Toronto, city (1998 est pop. 2,400,000), provincial capital, S Ont., Canada, on Lake Ontario. Toronto is the largest city in Canada and since the 1970s has been one of the fastest-changing cities in North America, experiencing an enormous growth in foreign-born residents. In 1998, the cities of Metropolitan Toronto (Toronto, York, East York, North York, Etobicoke, and Scarborough) were merged as Toronto, instantly becoming the continent's fifth largest city.
The city is a port of entry and an important commercial, financial, and industrial hub as well as Canada's banking and stock-exchange center and chief wholesale-distribution point. Its importance as a port and transshipment point has increased since the opening (1959) of the St. Lawrence Seaway. Ontario's wealth of raw materials and hydroelectric power make Toronto an industrial powerhouse. The city and surrounding area produces more than half of Canada's manufactured goods.
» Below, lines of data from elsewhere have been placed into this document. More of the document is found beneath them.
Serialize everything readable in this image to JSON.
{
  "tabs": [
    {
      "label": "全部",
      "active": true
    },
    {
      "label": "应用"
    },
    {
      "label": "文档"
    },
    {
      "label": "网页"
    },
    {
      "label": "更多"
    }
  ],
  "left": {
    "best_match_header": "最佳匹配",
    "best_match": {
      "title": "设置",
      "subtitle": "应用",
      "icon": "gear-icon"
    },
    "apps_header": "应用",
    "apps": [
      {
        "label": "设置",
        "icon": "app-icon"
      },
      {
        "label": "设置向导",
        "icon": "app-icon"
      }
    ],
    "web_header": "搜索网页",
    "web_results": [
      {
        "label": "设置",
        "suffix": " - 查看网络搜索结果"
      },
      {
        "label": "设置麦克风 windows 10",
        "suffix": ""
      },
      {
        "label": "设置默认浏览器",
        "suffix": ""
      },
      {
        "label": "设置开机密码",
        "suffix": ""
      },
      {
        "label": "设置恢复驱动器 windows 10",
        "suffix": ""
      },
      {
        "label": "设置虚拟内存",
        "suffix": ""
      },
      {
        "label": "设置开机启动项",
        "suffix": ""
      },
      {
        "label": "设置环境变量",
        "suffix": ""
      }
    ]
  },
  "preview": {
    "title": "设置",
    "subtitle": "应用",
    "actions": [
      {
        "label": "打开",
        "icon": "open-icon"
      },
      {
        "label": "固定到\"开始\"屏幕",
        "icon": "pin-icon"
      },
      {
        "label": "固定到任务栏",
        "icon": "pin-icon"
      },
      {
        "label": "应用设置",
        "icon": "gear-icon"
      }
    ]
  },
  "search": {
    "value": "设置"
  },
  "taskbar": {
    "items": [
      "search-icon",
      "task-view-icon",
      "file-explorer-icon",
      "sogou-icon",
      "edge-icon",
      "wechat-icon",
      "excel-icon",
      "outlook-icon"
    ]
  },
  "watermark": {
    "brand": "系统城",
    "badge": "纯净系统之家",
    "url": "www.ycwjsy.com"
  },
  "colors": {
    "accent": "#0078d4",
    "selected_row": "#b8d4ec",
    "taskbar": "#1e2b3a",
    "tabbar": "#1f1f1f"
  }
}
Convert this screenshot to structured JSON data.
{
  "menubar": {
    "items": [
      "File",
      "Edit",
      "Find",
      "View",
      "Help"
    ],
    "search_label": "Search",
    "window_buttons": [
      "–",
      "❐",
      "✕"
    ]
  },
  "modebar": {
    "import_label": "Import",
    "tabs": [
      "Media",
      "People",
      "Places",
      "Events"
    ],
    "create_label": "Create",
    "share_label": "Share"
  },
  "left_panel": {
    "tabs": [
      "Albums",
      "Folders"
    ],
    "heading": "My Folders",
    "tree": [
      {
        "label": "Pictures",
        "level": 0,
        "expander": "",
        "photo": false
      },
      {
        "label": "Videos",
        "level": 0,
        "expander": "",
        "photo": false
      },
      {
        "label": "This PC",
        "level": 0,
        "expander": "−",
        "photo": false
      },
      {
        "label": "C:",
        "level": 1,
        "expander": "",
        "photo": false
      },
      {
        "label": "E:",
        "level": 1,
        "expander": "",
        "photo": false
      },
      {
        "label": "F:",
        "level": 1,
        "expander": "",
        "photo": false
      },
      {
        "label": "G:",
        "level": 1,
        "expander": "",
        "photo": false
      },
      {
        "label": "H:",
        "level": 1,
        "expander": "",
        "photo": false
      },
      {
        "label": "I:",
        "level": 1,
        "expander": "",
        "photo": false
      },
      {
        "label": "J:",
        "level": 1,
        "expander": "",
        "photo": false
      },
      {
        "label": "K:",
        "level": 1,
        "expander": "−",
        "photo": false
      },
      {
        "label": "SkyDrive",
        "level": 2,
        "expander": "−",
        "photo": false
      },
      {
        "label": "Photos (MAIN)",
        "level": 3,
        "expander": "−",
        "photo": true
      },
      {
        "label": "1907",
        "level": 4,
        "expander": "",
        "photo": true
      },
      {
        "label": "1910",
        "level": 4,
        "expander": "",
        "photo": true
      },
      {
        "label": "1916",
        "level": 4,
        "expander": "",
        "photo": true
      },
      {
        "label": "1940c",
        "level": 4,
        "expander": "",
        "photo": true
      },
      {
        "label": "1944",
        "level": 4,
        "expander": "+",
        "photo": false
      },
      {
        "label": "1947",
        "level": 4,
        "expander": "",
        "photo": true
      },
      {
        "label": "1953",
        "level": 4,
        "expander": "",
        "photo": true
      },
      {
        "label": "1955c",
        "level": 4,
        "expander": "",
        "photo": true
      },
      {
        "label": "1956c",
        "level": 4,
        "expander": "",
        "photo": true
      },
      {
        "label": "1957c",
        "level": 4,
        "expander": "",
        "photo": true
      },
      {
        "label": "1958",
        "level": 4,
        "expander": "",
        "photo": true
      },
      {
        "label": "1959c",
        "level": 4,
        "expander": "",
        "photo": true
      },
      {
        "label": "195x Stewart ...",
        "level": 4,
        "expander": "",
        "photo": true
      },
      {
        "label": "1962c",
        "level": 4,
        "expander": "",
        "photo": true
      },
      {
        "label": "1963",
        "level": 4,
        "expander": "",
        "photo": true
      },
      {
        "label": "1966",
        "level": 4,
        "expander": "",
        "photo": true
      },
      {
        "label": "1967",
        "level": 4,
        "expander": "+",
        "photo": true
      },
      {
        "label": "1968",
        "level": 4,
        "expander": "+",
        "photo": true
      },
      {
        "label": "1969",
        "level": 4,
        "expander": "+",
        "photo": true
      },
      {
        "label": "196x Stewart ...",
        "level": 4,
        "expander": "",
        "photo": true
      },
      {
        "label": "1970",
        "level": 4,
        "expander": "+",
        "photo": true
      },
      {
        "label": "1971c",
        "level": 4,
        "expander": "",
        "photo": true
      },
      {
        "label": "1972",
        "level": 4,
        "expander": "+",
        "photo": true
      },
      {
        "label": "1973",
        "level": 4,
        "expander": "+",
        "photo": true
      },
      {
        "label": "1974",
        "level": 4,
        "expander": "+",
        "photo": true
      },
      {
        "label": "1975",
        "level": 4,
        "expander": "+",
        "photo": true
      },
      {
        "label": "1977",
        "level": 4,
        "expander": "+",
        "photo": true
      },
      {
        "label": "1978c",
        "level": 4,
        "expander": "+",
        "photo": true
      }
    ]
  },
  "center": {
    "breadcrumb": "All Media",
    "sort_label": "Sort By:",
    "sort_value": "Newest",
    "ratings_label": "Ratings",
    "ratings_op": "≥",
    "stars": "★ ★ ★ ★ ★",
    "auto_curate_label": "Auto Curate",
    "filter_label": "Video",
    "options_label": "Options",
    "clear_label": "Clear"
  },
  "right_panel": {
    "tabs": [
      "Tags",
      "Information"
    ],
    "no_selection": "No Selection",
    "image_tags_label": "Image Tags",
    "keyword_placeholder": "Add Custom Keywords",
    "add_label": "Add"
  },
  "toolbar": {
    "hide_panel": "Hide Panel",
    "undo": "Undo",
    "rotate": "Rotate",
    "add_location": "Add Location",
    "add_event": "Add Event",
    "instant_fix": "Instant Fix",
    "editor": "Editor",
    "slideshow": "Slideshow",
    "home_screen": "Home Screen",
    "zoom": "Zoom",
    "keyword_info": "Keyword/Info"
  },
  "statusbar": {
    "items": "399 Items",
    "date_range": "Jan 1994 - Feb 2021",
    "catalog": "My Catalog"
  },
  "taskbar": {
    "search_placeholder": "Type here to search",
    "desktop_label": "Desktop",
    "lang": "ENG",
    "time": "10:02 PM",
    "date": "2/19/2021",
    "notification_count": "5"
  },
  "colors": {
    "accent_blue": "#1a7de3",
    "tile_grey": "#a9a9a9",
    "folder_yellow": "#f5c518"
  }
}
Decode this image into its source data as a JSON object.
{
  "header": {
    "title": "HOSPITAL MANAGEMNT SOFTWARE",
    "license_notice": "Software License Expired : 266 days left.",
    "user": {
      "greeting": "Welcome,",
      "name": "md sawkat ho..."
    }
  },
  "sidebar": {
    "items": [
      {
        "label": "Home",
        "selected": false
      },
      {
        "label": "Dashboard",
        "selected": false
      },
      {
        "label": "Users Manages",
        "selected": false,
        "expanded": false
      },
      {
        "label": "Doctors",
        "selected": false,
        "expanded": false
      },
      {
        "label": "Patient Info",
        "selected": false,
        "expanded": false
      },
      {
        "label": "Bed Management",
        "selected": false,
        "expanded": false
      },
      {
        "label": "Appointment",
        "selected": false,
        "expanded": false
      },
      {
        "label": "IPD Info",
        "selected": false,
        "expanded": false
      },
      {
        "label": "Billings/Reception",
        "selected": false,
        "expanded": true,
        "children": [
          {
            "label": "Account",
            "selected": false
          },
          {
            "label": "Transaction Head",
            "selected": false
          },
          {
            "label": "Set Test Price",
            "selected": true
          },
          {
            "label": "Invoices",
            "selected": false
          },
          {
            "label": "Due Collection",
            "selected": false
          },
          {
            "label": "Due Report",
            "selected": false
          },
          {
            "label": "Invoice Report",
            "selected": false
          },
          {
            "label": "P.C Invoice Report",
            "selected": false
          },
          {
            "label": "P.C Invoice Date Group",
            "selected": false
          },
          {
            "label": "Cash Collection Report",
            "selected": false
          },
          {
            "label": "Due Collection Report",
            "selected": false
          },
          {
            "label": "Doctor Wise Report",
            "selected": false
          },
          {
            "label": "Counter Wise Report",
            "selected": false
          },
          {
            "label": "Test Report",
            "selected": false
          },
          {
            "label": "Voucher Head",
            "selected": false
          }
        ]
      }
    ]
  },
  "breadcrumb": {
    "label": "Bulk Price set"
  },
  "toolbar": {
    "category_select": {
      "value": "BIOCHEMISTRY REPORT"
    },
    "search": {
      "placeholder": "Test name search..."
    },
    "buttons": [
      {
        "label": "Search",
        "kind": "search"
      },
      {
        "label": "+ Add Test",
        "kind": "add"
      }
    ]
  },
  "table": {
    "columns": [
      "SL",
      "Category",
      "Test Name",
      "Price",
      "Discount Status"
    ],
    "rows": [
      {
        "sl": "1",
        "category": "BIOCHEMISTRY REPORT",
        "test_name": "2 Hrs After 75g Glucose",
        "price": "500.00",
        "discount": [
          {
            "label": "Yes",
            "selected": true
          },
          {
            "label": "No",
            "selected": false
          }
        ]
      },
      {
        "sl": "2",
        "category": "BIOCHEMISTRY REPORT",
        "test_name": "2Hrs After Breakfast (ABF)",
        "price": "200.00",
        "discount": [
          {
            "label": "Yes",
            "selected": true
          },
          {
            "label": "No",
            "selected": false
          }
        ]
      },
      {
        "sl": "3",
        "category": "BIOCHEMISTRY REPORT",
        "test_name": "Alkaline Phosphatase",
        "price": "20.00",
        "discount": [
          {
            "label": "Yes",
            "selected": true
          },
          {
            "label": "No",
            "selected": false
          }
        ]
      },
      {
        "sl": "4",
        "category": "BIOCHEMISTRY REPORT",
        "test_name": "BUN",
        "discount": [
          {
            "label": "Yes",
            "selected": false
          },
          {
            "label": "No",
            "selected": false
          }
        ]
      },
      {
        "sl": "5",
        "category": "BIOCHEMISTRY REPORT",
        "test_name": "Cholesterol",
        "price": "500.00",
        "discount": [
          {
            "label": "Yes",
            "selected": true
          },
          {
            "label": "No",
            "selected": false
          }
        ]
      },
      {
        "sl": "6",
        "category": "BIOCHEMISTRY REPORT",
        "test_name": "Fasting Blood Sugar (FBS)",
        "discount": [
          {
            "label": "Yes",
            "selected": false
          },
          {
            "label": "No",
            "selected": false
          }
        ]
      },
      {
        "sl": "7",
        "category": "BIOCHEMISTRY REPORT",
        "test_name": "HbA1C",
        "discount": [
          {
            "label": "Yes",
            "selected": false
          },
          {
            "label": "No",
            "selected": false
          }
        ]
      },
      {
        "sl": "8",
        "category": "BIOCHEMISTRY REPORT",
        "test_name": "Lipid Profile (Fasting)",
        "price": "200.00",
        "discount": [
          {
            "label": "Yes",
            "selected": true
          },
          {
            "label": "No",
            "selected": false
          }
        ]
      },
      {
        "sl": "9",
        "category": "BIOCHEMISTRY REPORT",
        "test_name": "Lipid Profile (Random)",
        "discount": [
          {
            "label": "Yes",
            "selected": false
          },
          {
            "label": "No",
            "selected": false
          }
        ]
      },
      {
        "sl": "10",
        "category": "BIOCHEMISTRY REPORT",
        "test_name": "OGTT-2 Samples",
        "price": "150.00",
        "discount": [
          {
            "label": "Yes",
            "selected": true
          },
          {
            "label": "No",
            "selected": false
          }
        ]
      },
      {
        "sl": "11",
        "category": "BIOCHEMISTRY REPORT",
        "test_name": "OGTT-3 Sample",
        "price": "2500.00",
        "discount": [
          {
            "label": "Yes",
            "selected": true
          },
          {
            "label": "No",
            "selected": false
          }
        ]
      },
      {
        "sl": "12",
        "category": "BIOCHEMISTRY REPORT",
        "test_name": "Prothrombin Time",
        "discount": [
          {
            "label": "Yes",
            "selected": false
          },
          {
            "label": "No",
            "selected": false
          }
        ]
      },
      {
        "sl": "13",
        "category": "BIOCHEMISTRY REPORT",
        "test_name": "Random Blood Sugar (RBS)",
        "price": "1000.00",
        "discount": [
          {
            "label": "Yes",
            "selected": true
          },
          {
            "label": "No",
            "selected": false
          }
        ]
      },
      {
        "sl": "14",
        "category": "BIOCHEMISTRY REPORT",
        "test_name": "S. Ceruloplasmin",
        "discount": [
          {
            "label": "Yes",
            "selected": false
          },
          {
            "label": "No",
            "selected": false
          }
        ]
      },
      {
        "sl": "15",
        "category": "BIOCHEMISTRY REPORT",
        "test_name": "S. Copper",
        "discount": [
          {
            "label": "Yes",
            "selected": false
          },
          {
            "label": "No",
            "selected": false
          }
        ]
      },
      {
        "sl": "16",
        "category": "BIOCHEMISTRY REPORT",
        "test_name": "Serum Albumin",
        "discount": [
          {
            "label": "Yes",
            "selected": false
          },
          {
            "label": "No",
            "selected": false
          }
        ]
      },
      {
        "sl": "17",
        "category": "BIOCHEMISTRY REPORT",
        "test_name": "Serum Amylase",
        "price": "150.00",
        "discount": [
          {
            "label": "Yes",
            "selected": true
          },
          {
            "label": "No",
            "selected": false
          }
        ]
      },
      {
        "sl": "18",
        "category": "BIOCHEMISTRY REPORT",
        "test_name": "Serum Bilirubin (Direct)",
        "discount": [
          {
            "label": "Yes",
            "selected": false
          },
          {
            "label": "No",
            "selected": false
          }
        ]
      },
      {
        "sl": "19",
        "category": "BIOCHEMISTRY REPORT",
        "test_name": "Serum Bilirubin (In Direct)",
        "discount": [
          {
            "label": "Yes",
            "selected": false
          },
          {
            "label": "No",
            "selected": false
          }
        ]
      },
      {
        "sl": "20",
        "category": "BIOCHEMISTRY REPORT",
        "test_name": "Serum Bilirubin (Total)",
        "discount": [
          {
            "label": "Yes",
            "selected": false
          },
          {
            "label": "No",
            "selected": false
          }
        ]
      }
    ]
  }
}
Toronto's industries include slaughtering and meatpacking, printing and publishing, and the manufacture of aircraft, farm implements, electrical machinery, and metal products. The city has the country's leading service sector and attracts a growing amount of high-tech businesses. It is also a major tourist center. The influx of many Arab, Asian, African, and Caribbean immigrants has dramatically diversified the ethnic composition; roughly a tenth of the population is now ethnically Chinese. Suburbanization and redevelopment of the downtown and waterfront have changed the city's character.
Toronto has many parks and historic buildings. Exhibition Park is the site of the annual Canadian National Exhibition. The Toronto city hall is a modernistic structure completed in 1965. The 1,815-ft (553-m) CN Tower (1976), a telecommunications spire, is the world's tallest freestanding structure. The Skydome, a baseball stadium for the Toronto Blue Jays, was completed in 1989. The Maple Leafs (National Hockey League), Raptors (National Basketball Association), and Argonauts (Canadian Football League) also play in the city.
The Univ. of Toronto was chartered in 1827 and opened in 1843 as King's College. It was renamed in 1850 and is Canada's largest university and most important graduate research center. York Univ. and Ryerson Polytechnical Institute are also in Toronto. Other notable institutions are the Pontifical Institute of Medieval Studies; the Osgoode Hall law school; the Ontario Science Centre; and the Royal Ontario Museum, housing an important collection of Chinese art. Toronto has Anglican and Roman Catholic bishoprics and is the headquarters of the United Church of Canada.
The site was an early fur-trading post. The French built (1749) Fort Rouille there to counteract British influence in the Niagara country, but the post was destroyed (1759) to prevent its occupation by the British. The British purchased the site from the Native Americans in 1787 and it became the home of many American Loyalists. It was chosen by Sir John Simcoe in 1793 to be the capital of Upper Canada (see Ontario) and was named York. In the War of 1812 the city was raided twice by the Americans, and many buildings were destroyed. In 1834 it was incorporated as Toronto. The city was the scene of the insurrection led by William Lyon Mackenzie in 1873.